Likud MK to Pro­pose Bill Pre­vent­ing In­ves­ti­ga­tions of Sit­ting Prime Min­is­ters

The Jewish Voice - - ISRAEL - By: An­drew Fried­man

Is­rael suf­fers from an in­ex­pli­ca­ble drive to bring down lead­ers, a Likud MK said Mon­day, and has pre­vented prime min­is­ters from fully fo­cus­ing on the job of lead­ing the coun­try for the past 20 years.

“Ev­ery prime min­is­ter for the past 20 years has been in­ves­ti­gated,” MK Dudi Am­sallem told Army Ra­dio. “I think it's a prob­lem – as soon as a leader is elected, at­tempts be­gin to bring him down. It's ab­surd.”

To ad­dress the is­sue, Am­sallem says he will ta­ble a bill this week in the Min­is­te­rial Com­mit­tee for Leg­is­la­tion to pro­hibit the in­ves­ti­ga­tion of a sit­ting prime min­is­ter on charges of bribery, fraud, or breach of trust. Sup­port­ers of the mea­sure in­clude Coali­tion Whip MK David Bi­tan, a close ally of Prime Min­is­ter Ne­tanyahu.

Oth­ers, how­ever, have op­posed the mea­sure as lit­tle more than a cyn­i­cal at­tempt by Likud law­mak­ers to pro­tect a Likud prime min­is­ter who is em­broiled in mul­ti­ple cor­rup­tion in­ves­ti­ga­tions. No­tably, not all op­po­si­tion to the bill have come from po­lit­i­cal ri­vals: At­tor­ney Gen­eral Avichai Man­del­blit, a for­mer cab­i­net sec­re­tary and a long-time Ne­tanyahu con­fi­dant, has crit­i­cized the move.

But Am­sallem said the mea­sure is nec­es­sary in or­der to ad­dress an Is­raeli phe­nom­e­non that does not oc­cur in any other democ­racy, one that means ei­ther that Is­raeli lead­ers are un­usu­ally cor­rupt, or that there is an un­usual drive to bring them down.

“Do you think the whole world is full of pure, right­eous peo­ple, and only the Land of Is­rael is full of thieves and cor­rup­tion? I think that's pretty un­likely,” Am­sallem said.

Should the bill be­come law – Coali­tion chair­man Bi­tan told Chan­nel 2 news Sun­day that the govern­ment will move to push the mea­sure for­ward over the next few weeks – there has been spec­u­la­tion that it could spur Ne­tanyahu to call a flash elec­tion in or­der to thwart on­go­ing in­ves­ti­ga­tions into two cor­rup­tion al­le­ga­tions.

It would al­most cer­tainly face le­gal chal­lenges. Le­gal sources claim that post­pon­ing the in­ves­ti­ga­tions of sit­ting prime min­is­ters, as the bill seeks to do, would cause inequal­ity in law en­force­ment and gen­er­ate a mes­sage that the prime min­is­ter is above the law.

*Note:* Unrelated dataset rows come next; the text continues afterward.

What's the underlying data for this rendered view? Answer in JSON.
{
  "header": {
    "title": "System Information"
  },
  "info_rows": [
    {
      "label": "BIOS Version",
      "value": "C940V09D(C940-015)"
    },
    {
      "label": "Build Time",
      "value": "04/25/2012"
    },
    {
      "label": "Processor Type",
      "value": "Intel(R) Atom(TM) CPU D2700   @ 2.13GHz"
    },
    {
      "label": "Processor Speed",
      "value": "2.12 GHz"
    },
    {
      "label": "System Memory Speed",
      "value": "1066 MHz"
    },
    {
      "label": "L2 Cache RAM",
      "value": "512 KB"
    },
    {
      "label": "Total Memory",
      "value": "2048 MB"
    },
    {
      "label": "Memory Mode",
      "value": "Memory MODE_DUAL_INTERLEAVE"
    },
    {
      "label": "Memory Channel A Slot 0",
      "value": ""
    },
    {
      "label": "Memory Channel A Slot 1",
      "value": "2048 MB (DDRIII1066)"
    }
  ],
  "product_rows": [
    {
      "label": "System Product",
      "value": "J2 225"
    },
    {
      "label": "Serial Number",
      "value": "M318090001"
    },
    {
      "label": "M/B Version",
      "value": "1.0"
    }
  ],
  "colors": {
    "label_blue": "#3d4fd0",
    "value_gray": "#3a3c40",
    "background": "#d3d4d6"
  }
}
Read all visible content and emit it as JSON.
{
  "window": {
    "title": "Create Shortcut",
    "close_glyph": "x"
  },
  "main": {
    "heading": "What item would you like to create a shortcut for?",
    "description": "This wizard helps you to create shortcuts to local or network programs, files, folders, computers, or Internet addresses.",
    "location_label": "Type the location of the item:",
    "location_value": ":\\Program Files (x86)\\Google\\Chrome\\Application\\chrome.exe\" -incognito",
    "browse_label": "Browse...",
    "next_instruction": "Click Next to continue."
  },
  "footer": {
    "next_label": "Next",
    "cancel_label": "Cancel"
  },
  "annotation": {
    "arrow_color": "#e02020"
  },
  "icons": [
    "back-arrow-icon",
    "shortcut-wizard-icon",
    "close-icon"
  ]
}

Am­sallem re­jected that idea out-of-hand, say­ing the new mea­sure would not ap­ply to in­ves­ti­ga­tions started be­fore the

bill be­comes law.

But he also said that the drive to bring down prime min­is­ters has da­m­aged Is­rael's gov­ern­abil­ity.

“I'm con­cerned about the State of Is­rael, not about this per­son or that one. The coun­try's gov­ern­abil­ity is more im­por­tant to me than whether or not [the prime min­is­ter] got this or that num­ber of cigars,” he said.

Ul­ti­mately, the bill is un­likely to be­come law. Coali­tion part­ner Ku­lanu op­poses the mea­sure, as do some mem­bers of the Likud and of­fi­cials in the Jus­tice Min­istry.

“Ev­ery prime min­is­ter for the past 20 years has been in­ves­ti­gated,” MK Dudi Am­sallem told Army Ra­dio. “I think it’s a prob­lem – as soon as a leader is elected, at­tempts be­gin to bring him down. It’s ab­surd.”

Newspapers in English

Newspapers from USA

© PressReader. All rights reserved.